"I've stopped apologizing to myself for having this great period of success and financial acceptance," Plant declares. "It's tune to get on and enjoy it now. I want to have a great time instead of making all these excuses."
Plant has, in fact, been surrounded by echoes of Zeppelin for some time. Goth-rock bands like the Cult and the Mission U.K. have racked up hits with shameless but clever rewrites of "Kashmir" and "The Immigrant Song." Def Jam major-domo Rick Rubin boldly lifted the core Page riff from "The Ocean" for the Beastie Boys' "She's Crafty." But it took a demo cassette of "Heaven Knows," written and performed by an eccentric British outfit called the Rest Is History, to shake Plant out of his anti-Zeppelin mind-set.
The song itself was a knockout, a refreshing change from the derivative demos that usually arrived in his mail Plant soon found out that Phil Johnstone, who co-wrote "Heaven Knows" and played keyboards on it, was also a dyed-in-the-wool Zeppelin freak. "We immediately wrote Tall Cool One' and 'White, Clean and Neat' in the same afternoon," Plant raves. "It was bang! The guy had been a Zeppelin fan, and I suddenly remembered that, yeah, so had I." Plant and Johnstone went on to co-write seven of Now and Zen's nine tracks. Johnstone also rounded up a band of like-minded young compatriots, including guitarist Doug Boyle and drummer Chris Black-well, to heat up the songs in concert and, on record.
As part of coming to terms with his past, Plant and the band have cooked up new versions of "Misty Mountain Hop," "Trampled Underfoot," "The Wanton Song" and "In the Evening" for the Now and Zen tour.
Johnstone says Plant's reconciliation with history did not come easy. "We were working on 'White, Clean and Neat,' and I had this neat riff to go with it. He said, 'But, aw, man, that's bluesy.' And I said to him, 'But that's what you are. You're a blues singer.' He'd denied that he was a blues singer for so long."
In fact, Plant had spent his teens bellowing the blues in folk and rock clubs up in the English Midlands. By age eighteen, he'd already cut three singles for CBS in Britain, mostly Jack Jones cabaret pop dosed with cheap hippie kitsch.

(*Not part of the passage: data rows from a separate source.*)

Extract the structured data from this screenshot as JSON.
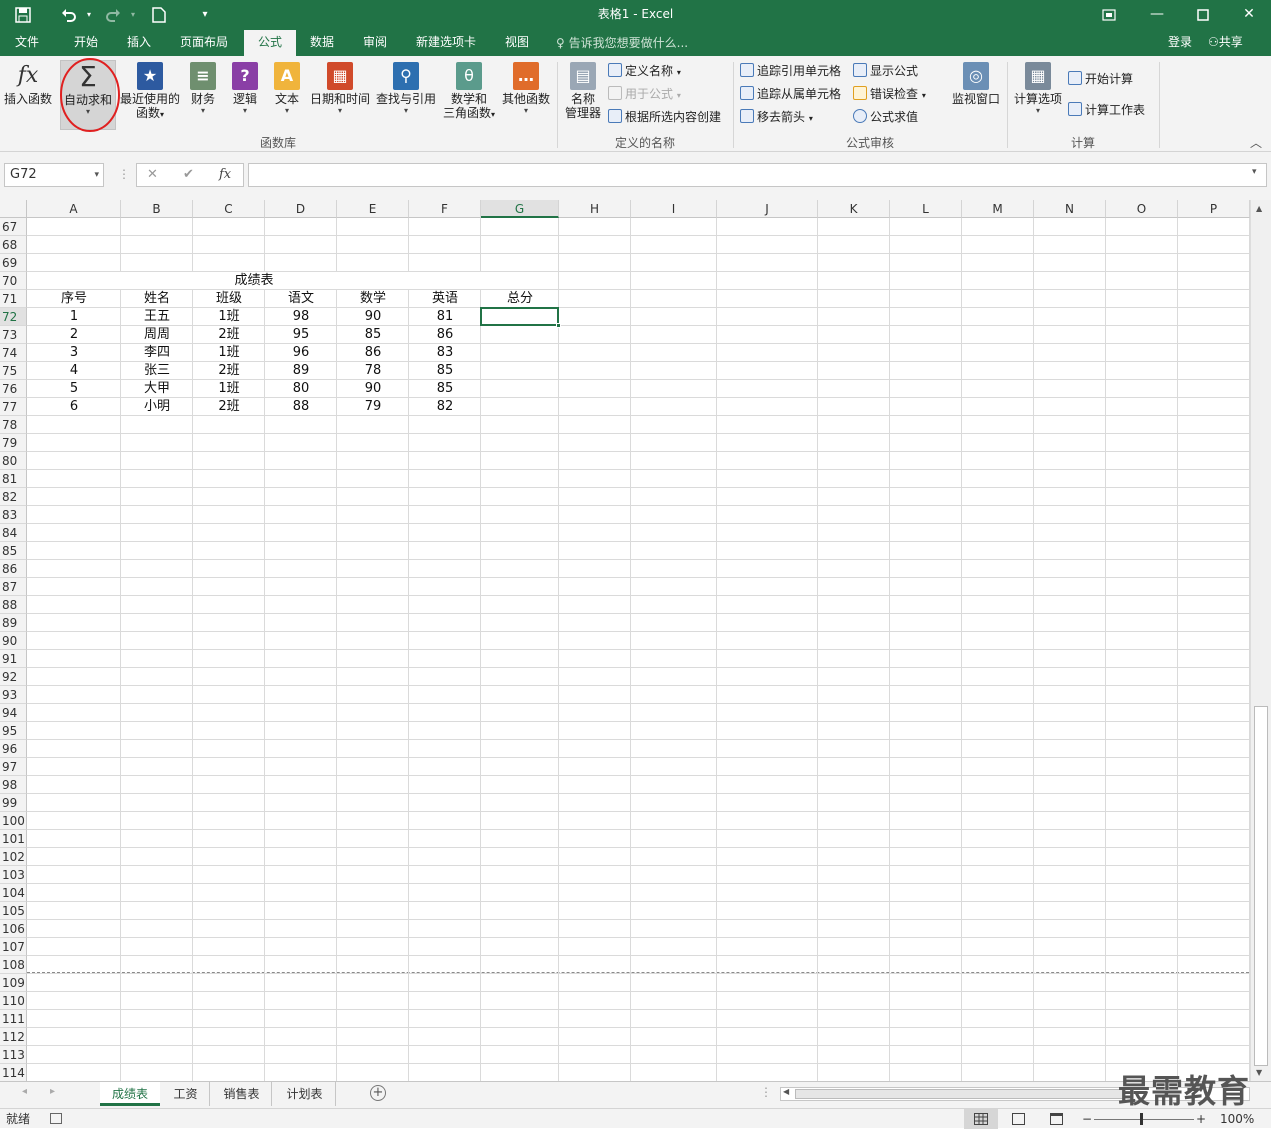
{
  "titlebar": {
    "title": "表格1 - Excel",
    "save_icon": "save-icon",
    "undo_icon": "undo-icon",
    "redo_icon": "redo-icon",
    "new_icon": "new-file-icon",
    "customize_icon": "customize-qat-icon",
    "restore_icon": "restore-icon",
    "minimize_icon": "minimize-icon",
    "maximize_icon": "maximize-icon",
    "close_icon": "close-icon"
  },
  "tabs": [
    "文件",
    "开始",
    "插入",
    "页面布局",
    "公式",
    "数据",
    "审阅",
    "新建选项卡",
    "视图"
  ],
  "active_tab": "公式",
  "tellme": "告诉我您想要做什么...",
  "signin": "登录",
  "share": "共享",
  "ribbon": {
    "function_library": {
      "label": "函数库",
      "insert_function": "插入函数",
      "autosum": "自动求和",
      "recent_1": "最近使用的",
      "recent_2": "函数",
      "financial": "财务",
      "logical": "逻辑",
      "text": "文本",
      "datetime": "日期和时间",
      "lookup": "查找与引用",
      "math_1": "数学和",
      "math_2": "三角函数",
      "more": "其他函数"
    },
    "defined_names": {
      "label": "定义的名称",
      "manager_1": "名称",
      "manager_2": "管理器",
      "define": "定义名称",
      "use_in": "用于公式",
      "create": "根据所选内容创建"
    },
    "auditing": {
      "label": "公式审核",
      "trace_precedents": "追踪引用单元格",
      "trace_dependents": "追踪从属单元格",
      "remove_arrows": "移去箭头",
      "show_formulas": "显示公式",
      "error_check": "错误检查",
      "evaluate": "公式求值",
      "watch": "监视窗口"
    },
    "calculation": {
      "label": "计算",
      "options": "计算选项",
      "calc_now": "开始计算",
      "calc_sheet": "计算工作表"
    }
  },
  "formula_bar": {
    "namebox": "G72",
    "cancel": "✕",
    "enter": "✔",
    "fx": "fx",
    "content": ""
  },
  "columns": [
    "A",
    "B",
    "C",
    "D",
    "E",
    "F",
    "G",
    "H",
    "I",
    "J",
    "K",
    "L",
    "M",
    "N",
    "O",
    "P"
  ],
  "rows": [
    "67",
    "68",
    "69",
    "70",
    "71",
    "72",
    "73",
    "74",
    "75",
    "76",
    "77",
    "78",
    "79",
    "80",
    "81",
    "82",
    "83",
    "84",
    "85",
    "86",
    "87",
    "88",
    "89",
    "90",
    "91",
    "92",
    "93",
    "94",
    "95",
    "96",
    "97",
    "98",
    "99",
    "100",
    "101",
    "102",
    "103",
    "104",
    "105",
    "106",
    "107",
    "108",
    "109",
    "110",
    "111",
    "112",
    "113",
    "114"
  ],
  "sheet": {
    "title": "成绩表",
    "headers": [
      "序号",
      "姓名",
      "班级",
      "语文",
      "数学",
      "英语",
      "总分"
    ],
    "records": [
      [
        "1",
        "王五",
        "1班",
        "98",
        "90",
        "81"
      ],
      [
        "2",
        "周周",
        "2班",
        "95",
        "85",
        "86"
      ],
      [
        "3",
        "李四",
        "1班",
        "96",
        "86",
        "83"
      ],
      [
        "4",
        "张三",
        "2班",
        "89",
        "78",
        "85"
      ],
      [
        "5",
        "大甲",
        "1班",
        "80",
        "90",
        "85"
      ],
      [
        "6",
        "小明",
        "2班",
        "88",
        "79",
        "82"
      ]
    ]
  },
  "sheet_tabs": [
    "成绩表",
    "工资",
    "销售表",
    "计划表"
  ],
  "active_sheet": "成绩表",
  "status": {
    "ready": "就绪",
    "zoom": "100%",
    "zoom_out": "−",
    "zoom_in": "+"
  },
  "watermark": "最需教育"
}
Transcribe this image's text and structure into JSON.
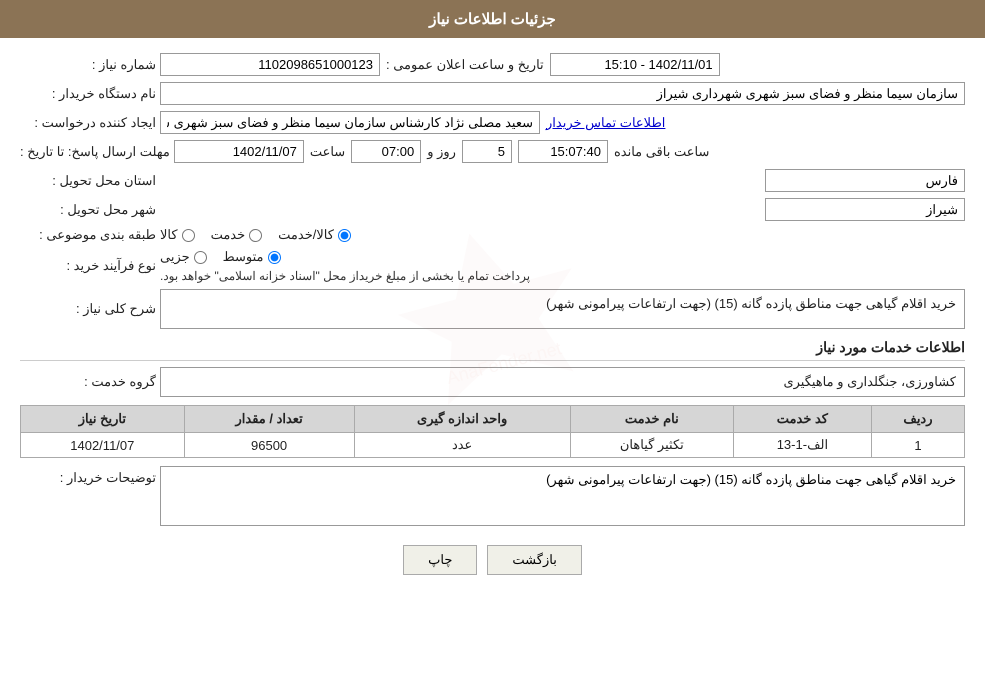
{
  "header": {
    "title": "جزئیات اطلاعات نیاز"
  },
  "fields": {
    "need_number_label": "شماره نیاز :",
    "need_number_value": "1102098651000123",
    "announcement_date_label": "تاریخ و ساعت اعلان عمومی :",
    "announcement_date_value": "1402/11/01 - 15:10",
    "buyer_org_label": "نام دستگاه خریدار :",
    "buyer_org_value": "سازمان سیما منظر و فضای سبز شهری شهرداری شیراز",
    "creator_label": "ایجاد کننده درخواست :",
    "creator_value": "سعید مصلی نژاد کارشناس سازمان سیما منظر و فضای سبز شهری شهرداری ش",
    "creator_link": "اطلاعات تماس خریدار",
    "deadline_label": "مهلت ارسال پاسخ: تا تاریخ :",
    "deadline_date": "1402/11/07",
    "deadline_time_label": "ساعت",
    "deadline_time": "07:00",
    "deadline_day_label": "روز و",
    "deadline_days": "5",
    "deadline_remaining_label": "ساعت باقی مانده",
    "deadline_remaining": "15:07:40",
    "province_label": "استان محل تحویل :",
    "province_value": "فارس",
    "city_label": "شهر محل تحویل :",
    "city_value": "شیراز",
    "category_label": "طبقه بندی موضوعی :",
    "category_goods": "کالا",
    "category_service": "خدمت",
    "category_goods_service": "کالا/خدمت",
    "process_label": "نوع فرآیند خرید :",
    "process_partial": "جزیی",
    "process_medium": "متوسط",
    "process_notice": "پرداخت تمام یا بخشی از مبلغ خریداز محل \"اسناد خزانه اسلامی\" خواهد بود.",
    "need_description_label": "شرح کلی نیاز :",
    "need_description": "خرید اقلام گیاهی جهت مناطق پازده گانه (15) (جهت ارتفاعات پیرامونی شهر)",
    "service_info_title": "اطلاعات خدمات مورد نیاز",
    "service_group_label": "گروه خدمت :",
    "service_group_value": "کشاورزی، جنگلداری و ماهیگیری",
    "table": {
      "headers": [
        "ردیف",
        "کد خدمت",
        "نام خدمت",
        "واحد اندازه گیری",
        "تعداد / مقدار",
        "تاریخ نیاز"
      ],
      "rows": [
        {
          "row": "1",
          "code": "الف-1-13",
          "name": "تکثیر گیاهان",
          "unit": "عدد",
          "quantity": "96500",
          "date": "1402/11/07"
        }
      ]
    },
    "buyer_desc_label": "توضیحات خریدار :",
    "buyer_desc_value": "خرید اقلام گیاهی جهت مناطق پازده گانه (15) (جهت ارتفاعات پیرامونی شهر)"
  },
  "buttons": {
    "print": "چاپ",
    "back": "بازگشت"
  }
}
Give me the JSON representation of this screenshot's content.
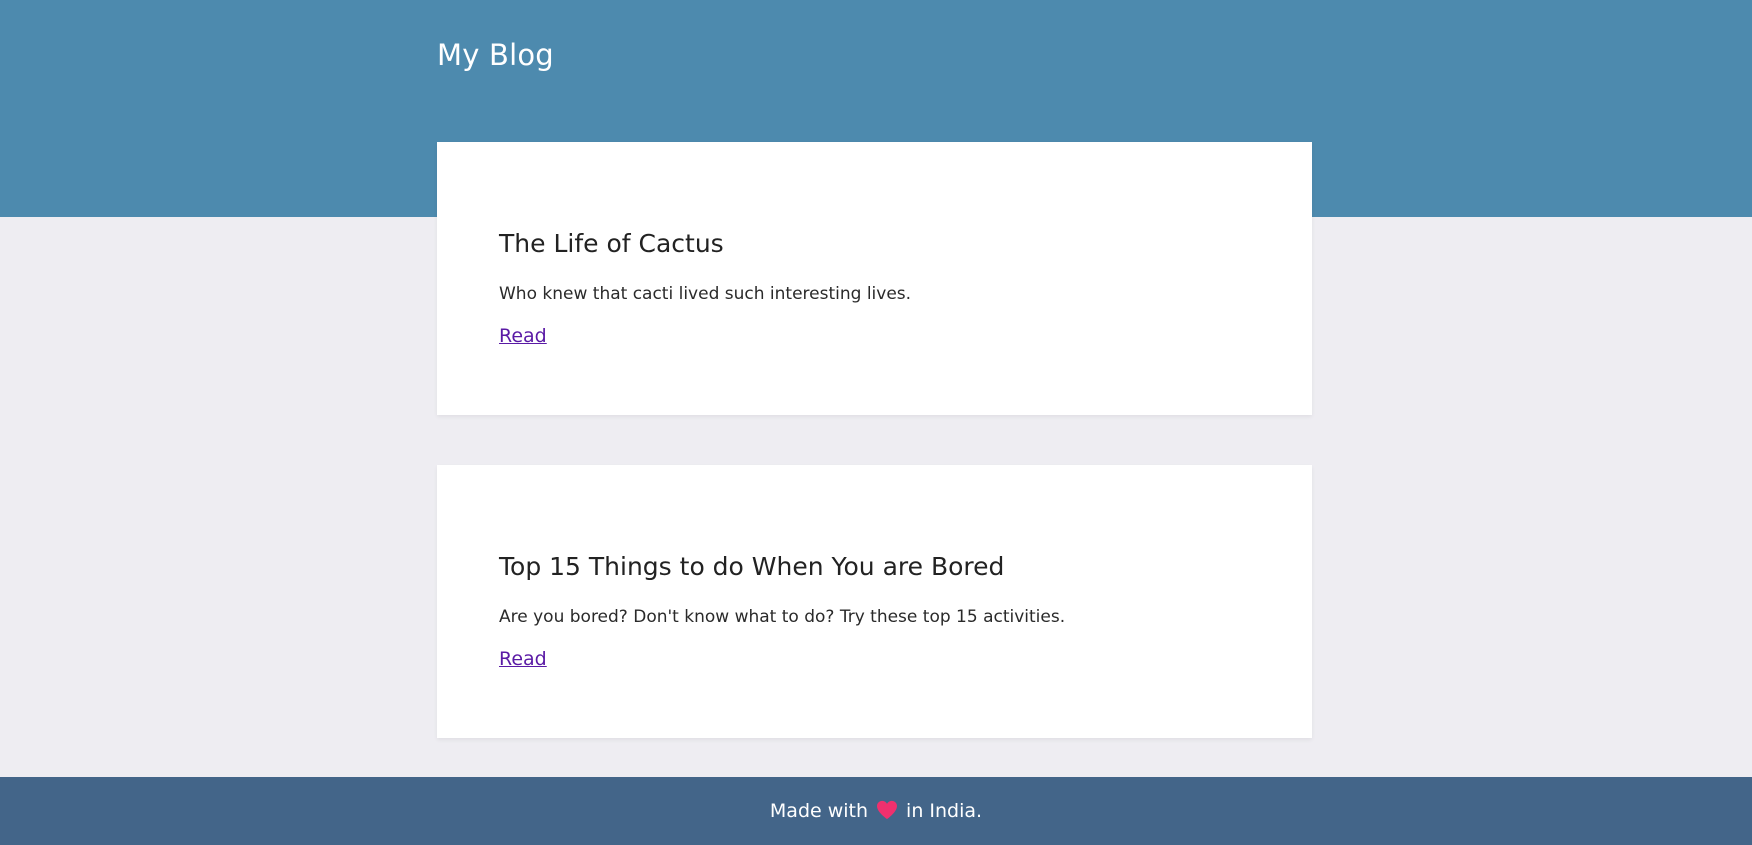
{
  "header": {
    "site_title": "My Blog",
    "background_color": "#4d8aae"
  },
  "posts": [
    {
      "title": "The Life of Cactus",
      "excerpt": "Who knew that cacti lived such interesting lives.",
      "link_label": "Read"
    },
    {
      "title": "Top 15 Things to do When You are Bored",
      "excerpt": "Are you bored? Don't know what to do? Try these top 15 activities.",
      "link_label": "Read"
    }
  ],
  "footer": {
    "text_before": "Made with",
    "icon": "heart-icon",
    "icon_color": "#f0306e",
    "text_after": "in India.",
    "background_color": "#436589"
  }
}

He was back in Midlands clubs, this time singing "White Rabbit" and Moby Grape's "Omaha," when Jimmy Page signed him to the fledgling Zeppelin. More than anything else, it was, Plant says with a smile, "just a chance to get paid by the week. I opened a bank account in June 1968 and put in thirty-five dollars."
Though Plant is far richer today, he hasn't lost his open mind and eager ear. The owner of an enviable collection of classic blues, R&B and rockabilly records, he is also constantly checking out pop's Next Big Things. Among his recent faves are Hüsker Dü, the rising Irish star Sinead O'Connor and the San Francisco funk-metal band Faith No More. He also digs Prince — for "sheer entertainment and audacity." He adds with a wink, "Prince and Page together would be great."
Plant and Page back together is enough to send most of the world's rock populace swooning. Plant returned the favor of Page's contributions to Now and Zen by singing and co-writing a song, "The Only One," on Page's forthcoming solo album. There are also plans afoot for a live Plant-Page reunion this spring at a gala celebration marking the fortieth anniversary of Atlantic Records, Zeppelin's original label.
If nothing else, the Zeppelin revival has certainly loosened Robert Plant's tongue. "If you had asked me a year ago about Led Zeppelin or my relationship with Pagey," he says, "I'd have just beat around the bush, given you the runaround." He smiles broadly. "But it feels okay to talk about it now."